If you've ever talked music with me, bumped into me at the Texas Renaissance Festival, or read my review of the band Wine And Alchemy, you know just how much of a fan I am of the group. I first fell in love with this wonderful band four years ago when I attended the Texas Renaissance Festival for the first time. Since then, I've made sure to check out at least one of their multiple daily performances at TRF every time I visit.
Turning of the Seasons, the band's debut album, was the first album that I ever purchased from the group. Ironically, I purchased it through the mail and not at one of their performances. I've since gone on to acquire three more recordings associated with the band: the excellent What Dreams May Come (given to me as a gift), the wonderful Samsara (purchased at TRF), and the band's lead vocalist, dancer, multi-talented musician, Roxanne Bruscha's solo album, Lost Continents, Sunken Ships (also purchased at TRF).
Turning of the Seasons features classic and contemporary music that spans multiple cultures. It also features original songs written by members of the band. You might recognize a few of the tracks, particularly tracks such as Bolero and Habanera. Some of the songs feature vocals. Other songs on the album are purely instrumental.
The instruments on this album are varied and include accordians, Greek Bouzouki, mandolins, Cajon, and multiple other instruments, with and without strings.
My favorite tracks from this album are Matty Groves, Adir Hu, Turning of the Seasons, the blistering Sota, and both versions of Misirlou. I'm drawn to Matty Groves for both its sound and its story. It's the tale of poor Matty Groves who is seduced by Lord Donald's wife and is eventually caught in bed with her by a very angry Lord Donald. The two fight, and the outcome isn't that pleasant. Adir Hu and Sota are two wonderful instrumentals, with Sota being quite possibly my favorite song on the entire album. Turning of the Seasons is an original track by the band and features beautiful vocals and solid string work.
Fans of surf guitar legend Dick Dale will definitley recognize Misirlou, or at least the second version of it on this album. The first version features Bruscha's seductive vocals and slinks along at a pace that promises pleasure. It is a wonderful track. The second version is a wide open Greek Bouzouki string attack. There's no mistaking that this song means business, and I believe that it can hold its own against Dick Dale's own version of the song.

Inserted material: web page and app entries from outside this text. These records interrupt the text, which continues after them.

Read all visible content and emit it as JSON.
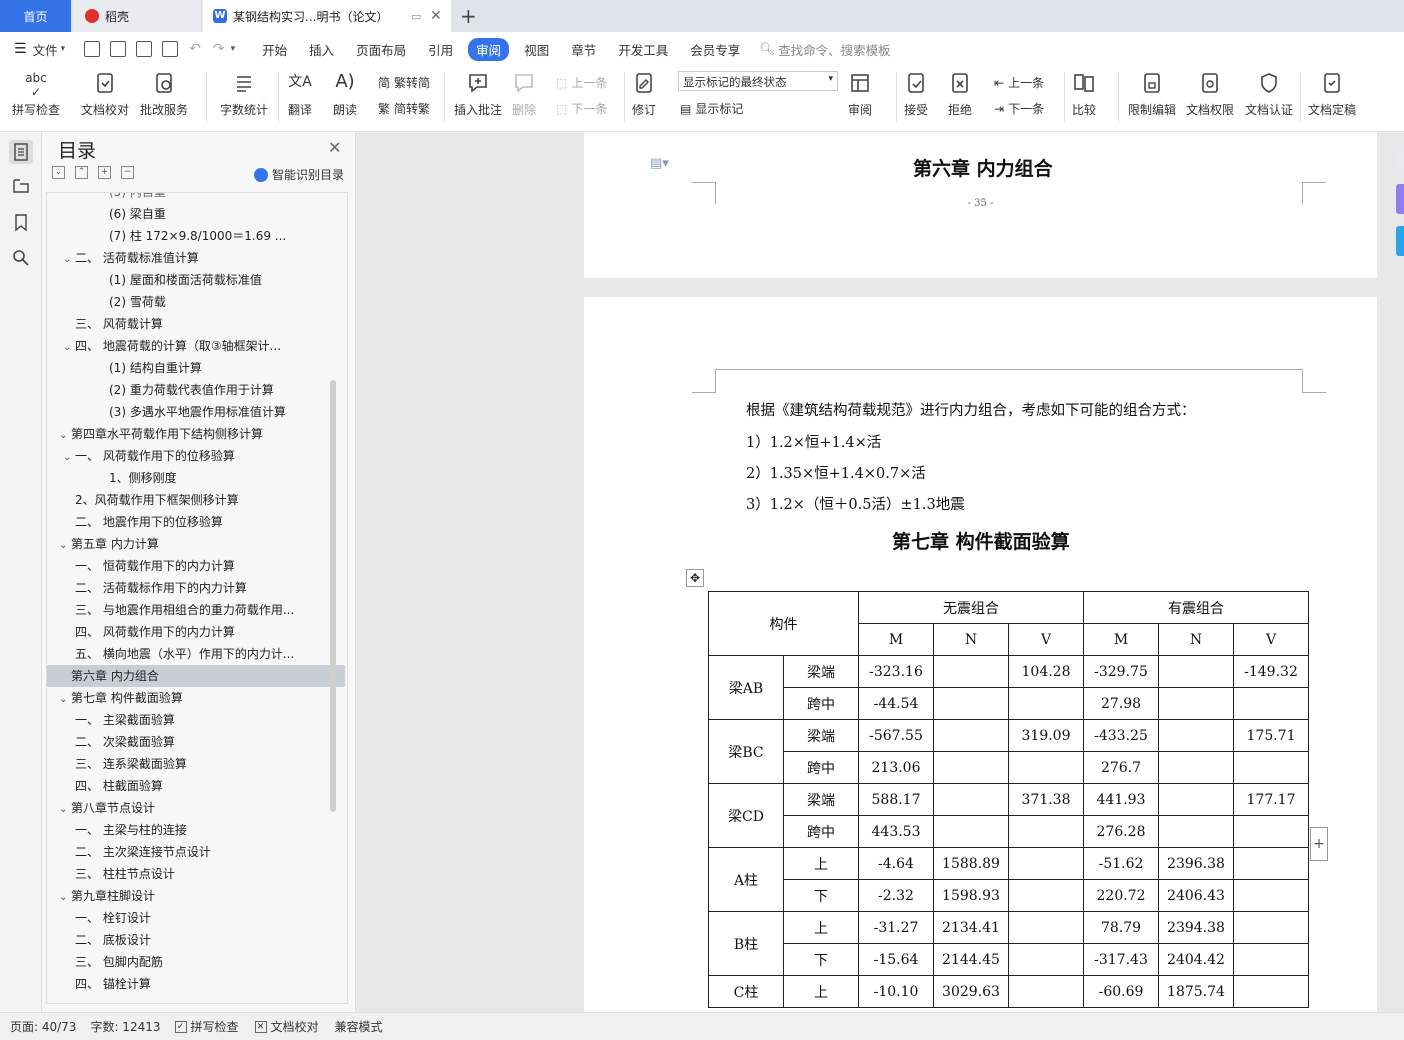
{
  "tabs": {
    "home": "首页",
    "daoke": "稻壳",
    "doc": "某钢结构实习...明书（论文）"
  },
  "menu": {
    "file": "文件",
    "items": [
      "开始",
      "插入",
      "页面布局",
      "引用",
      "审阅",
      "视图",
      "章节",
      "开发工具",
      "会员专享"
    ],
    "active": "审阅",
    "search": "查找命令、搜索模板"
  },
  "toolbar": {
    "spell": "拼写检查",
    "proof": "文档校对",
    "batch": "批改服务",
    "count": "字数统计",
    "translate": "翻译",
    "read": "朗读",
    "t2s": "繁转简",
    "s2t": "简转繁",
    "insert_comment": "插入批注",
    "delete": "删除",
    "prev": "上一条",
    "next": "下一条",
    "revise": "修订",
    "status_select": "显示标记的最终状态",
    "show_marks": "显示标记",
    "review": "审阅",
    "accept": "接受",
    "reject": "拒绝",
    "prev2": "上一条",
    "next2": "下一条",
    "compare": "比较",
    "restrict": "限制编辑",
    "rights": "文档权限",
    "cert": "文档认证",
    "finalize": "文档定稿"
  },
  "toc": {
    "title": "目录",
    "smart": "智能识别目录",
    "items": [
      {
        "text": "(6)  梁自重",
        "indent": 3,
        "caret": ""
      },
      {
        "text": "(7)  柱        172×9.8/1000＝1.69  ...",
        "indent": 3,
        "caret": ""
      },
      {
        "text": "二、     活荷载标准值计算",
        "indent": 2,
        "caret": "v"
      },
      {
        "text": "(1)  屋面和楼面活荷载标准值",
        "indent": 3,
        "caret": ""
      },
      {
        "text": "(2)  雪荷载",
        "indent": 3,
        "caret": ""
      },
      {
        "text": "三、     风荷载计算",
        "indent": 2,
        "caret": ""
      },
      {
        "text": "四、     地震荷载的计算（取③轴框架计...",
        "indent": 2,
        "caret": "v"
      },
      {
        "text": "(1)  结构自重计算",
        "indent": 3,
        "caret": ""
      },
      {
        "text": "(2)  重力荷载代表值作用于计算",
        "indent": 3,
        "caret": ""
      },
      {
        "text": "(3)  多遇水平地震作用标准值计算",
        "indent": 3,
        "caret": ""
      },
      {
        "text": "第四章水平荷载作用下结构侧移计算",
        "indent": 1,
        "caret": "v"
      },
      {
        "text": "一、   风荷载作用下的位移验算",
        "indent": 2,
        "caret": "v"
      },
      {
        "text": "1、侧移刚度",
        "indent": 3,
        "caret": ""
      },
      {
        "text": "2、风荷载作用下框架侧移计算",
        "indent": 2.7,
        "caret": ""
      },
      {
        "text": "二、   地震作用下的位移验算",
        "indent": 2,
        "caret": ""
      },
      {
        "text": "第五章  内力计算",
        "indent": 1,
        "caret": "v"
      },
      {
        "text": "一、   恒荷载作用下的内力计算",
        "indent": 2,
        "caret": ""
      },
      {
        "text": "二、   活荷载标作用下的内力计算",
        "indent": 2,
        "caret": ""
      },
      {
        "text": "三、   与地震作用相组合的重力荷载作用...",
        "indent": 2,
        "caret": ""
      },
      {
        "text": "四、   风荷载作用下的内力计算",
        "indent": 2,
        "caret": ""
      },
      {
        "text": "五、   横向地震（水平）作用下的内力计...",
        "indent": 2,
        "caret": ""
      },
      {
        "text": "第六章  内力组合",
        "indent": 1,
        "caret": "",
        "selected": true
      },
      {
        "text": "第七章  构件截面验算",
        "indent": 1,
        "caret": "v"
      },
      {
        "text": "一、   主梁截面验算",
        "indent": 2,
        "caret": ""
      },
      {
        "text": "二、   次梁截面验算",
        "indent": 2,
        "caret": ""
      },
      {
        "text": "三、   连系梁截面验算",
        "indent": 2,
        "caret": ""
      },
      {
        "text": "四、   柱截面验算",
        "indent": 2,
        "caret": ""
      },
      {
        "text": "第八章节点设计",
        "indent": 1,
        "caret": "v"
      },
      {
        "text": "一、   主梁与柱的连接",
        "indent": 2,
        "caret": ""
      },
      {
        "text": "二、   主次梁连接节点设计",
        "indent": 2,
        "caret": ""
      },
      {
        "text": "三、   柱柱节点设计",
        "indent": 2,
        "caret": ""
      },
      {
        "text": "第九章柱脚设计",
        "indent": 1,
        "caret": "v"
      },
      {
        "text": "一、   栓钉设计",
        "indent": 2,
        "caret": ""
      },
      {
        "text": "二、   底板设计",
        "indent": 2,
        "caret": ""
      },
      {
        "text": "三、   包脚内配筋",
        "indent": 2,
        "caret": ""
      },
      {
        "text": "四、   锚栓计算",
        "indent": 2,
        "caret": ""
      }
    ]
  },
  "doc": {
    "page1_heading": "第六章     内力组合",
    "page_number": "- 35 -",
    "intro": "根据《建筑结构荷载规范》进行内力组合，考虑如下可能的组合方式：",
    "combos": [
      "1）1.2×恒+1.4×活",
      "2）1.35×恒+1.4×0.7×活",
      "3）1.2×（恒＋0.5活）±1.3地震"
    ],
    "chapter7": "第七章     构件截面验算",
    "table": {
      "col_member": "构件",
      "group1": "无震组合",
      "group2": "有震组合",
      "sub": [
        "M",
        "N",
        "V",
        "M",
        "N",
        "V"
      ],
      "groups": [
        {
          "name": "梁AB",
          "rows": [
            {
              "pos": "梁端",
              "v": [
                "-323.16",
                "",
                "104.28",
                "-329.75",
                "",
                "-149.32"
              ]
            },
            {
              "pos": "跨中",
              "v": [
                "-44.54",
                "",
                "",
                "27.98",
                "",
                ""
              ]
            }
          ]
        },
        {
          "name": "梁BC",
          "rows": [
            {
              "pos": "梁端",
              "v": [
                "-567.55",
                "",
                "319.09",
                "-433.25",
                "",
                "175.71"
              ]
            },
            {
              "pos": "跨中",
              "v": [
                "213.06",
                "",
                "",
                "276.7",
                "",
                ""
              ]
            }
          ]
        },
        {
          "name": "梁CD",
          "rows": [
            {
              "pos": "梁端",
              "v": [
                "588.17",
                "",
                "371.38",
                "441.93",
                "",
                "177.17"
              ]
            },
            {
              "pos": "跨中",
              "v": [
                "443.53",
                "",
                "",
                "276.28",
                "",
                ""
              ]
            }
          ]
        },
        {
          "name": "A柱",
          "rows": [
            {
              "pos": "上",
              "v": [
                "-4.64",
                "1588.89",
                "",
                "-51.62",
                "2396.38",
                ""
              ]
            },
            {
              "pos": "下",
              "v": [
                "-2.32",
                "1598.93",
                "",
                "220.72",
                "2406.43",
                ""
              ]
            }
          ]
        },
        {
          "name": "B柱",
          "rows": [
            {
              "pos": "上",
              "v": [
                "-31.27",
                "2134.41",
                "",
                "78.79",
                "2394.38",
                ""
              ]
            },
            {
              "pos": "下",
              "v": [
                "-15.64",
                "2144.45",
                "",
                "-317.43",
                "2404.42",
                ""
              ]
            }
          ]
        },
        {
          "name": "C柱",
          "rows": [
            {
              "pos": "上",
              "v": [
                "-10.10",
                "3029.63",
                "",
                "-60.69",
                "1875.74",
                ""
              ]
            }
          ]
        }
      ]
    }
  },
  "status": {
    "page": "页面: 40/73",
    "words": "字数: 12413",
    "spell": "拼写检查",
    "proof": "文档校对",
    "compat": "兼容模式"
  }
}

I highly recommend that fans of faire music and/or Mediterranean, Celtic, or Gypsy-styled music give Turning of the Seasons a listen. It will not disappoint you in the least.